## Task prompt:
Each record must be copied in full and unchanged; any image it holds is excluded.

## Material to process:
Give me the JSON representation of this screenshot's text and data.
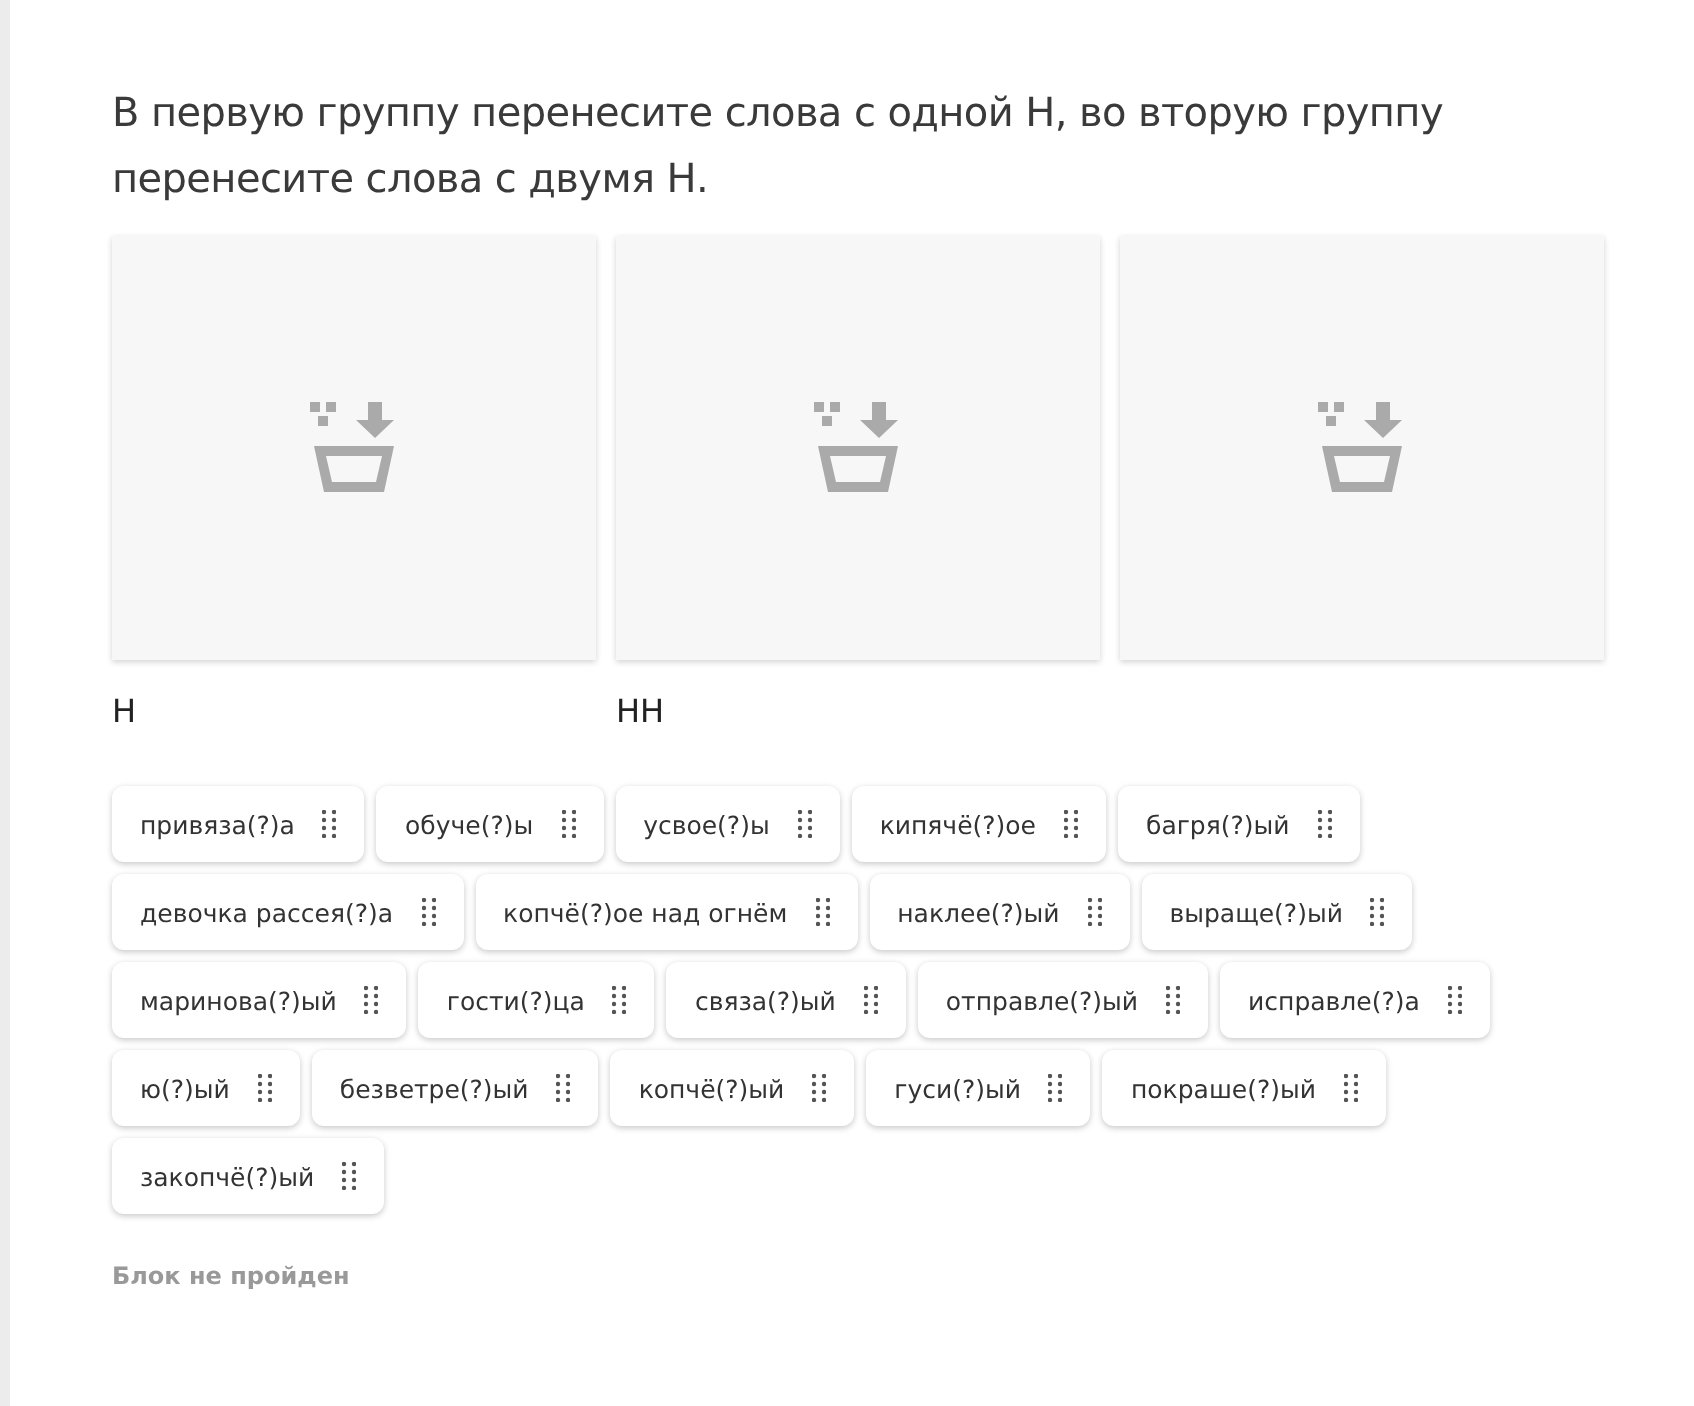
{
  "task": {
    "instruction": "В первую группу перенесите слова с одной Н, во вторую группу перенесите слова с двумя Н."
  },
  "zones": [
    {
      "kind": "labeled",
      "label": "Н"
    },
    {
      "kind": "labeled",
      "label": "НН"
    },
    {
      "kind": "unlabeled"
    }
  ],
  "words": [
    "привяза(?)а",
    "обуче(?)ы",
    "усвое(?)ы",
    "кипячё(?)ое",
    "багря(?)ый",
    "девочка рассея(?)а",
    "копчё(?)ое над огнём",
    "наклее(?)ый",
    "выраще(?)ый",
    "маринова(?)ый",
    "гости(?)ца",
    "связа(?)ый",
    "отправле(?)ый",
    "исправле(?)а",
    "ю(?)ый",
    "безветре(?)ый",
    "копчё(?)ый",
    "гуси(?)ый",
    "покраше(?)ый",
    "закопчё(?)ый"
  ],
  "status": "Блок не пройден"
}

## Solution for this exercise:
Give me the JSON representation of this screenshot's text and data.
{
  "task": {
    "instruction": "В первую группу перенесите слова с одной Н, во вторую группу перенесите слова с двумя Н."
  },
  "zones": [
    {
      "kind": "labeled",
      "label": "Н"
    },
    {
      "kind": "labeled",
      "label": "НН"
    },
    {
      "kind": "unlabeled"
    }
  ],
  "words": [
    "привяза(?)а",
    "обуче(?)ы",
    "усвое(?)ы",
    "кипячё(?)ое",
    "багря(?)ый",
    "девочка рассея(?)а",
    "копчё(?)ое над огнём",
    "наклее(?)ый",
    "выраще(?)ый",
    "маринова(?)ый",
    "гости(?)ца",
    "связа(?)ый",
    "отправле(?)ый",
    "исправле(?)а",
    "ю(?)ый",
    "безветре(?)ый",
    "копчё(?)ый",
    "гуси(?)ый",
    "покраше(?)ый",
    "закопчё(?)ый"
  ],
  "status": "Блок не пройден"
}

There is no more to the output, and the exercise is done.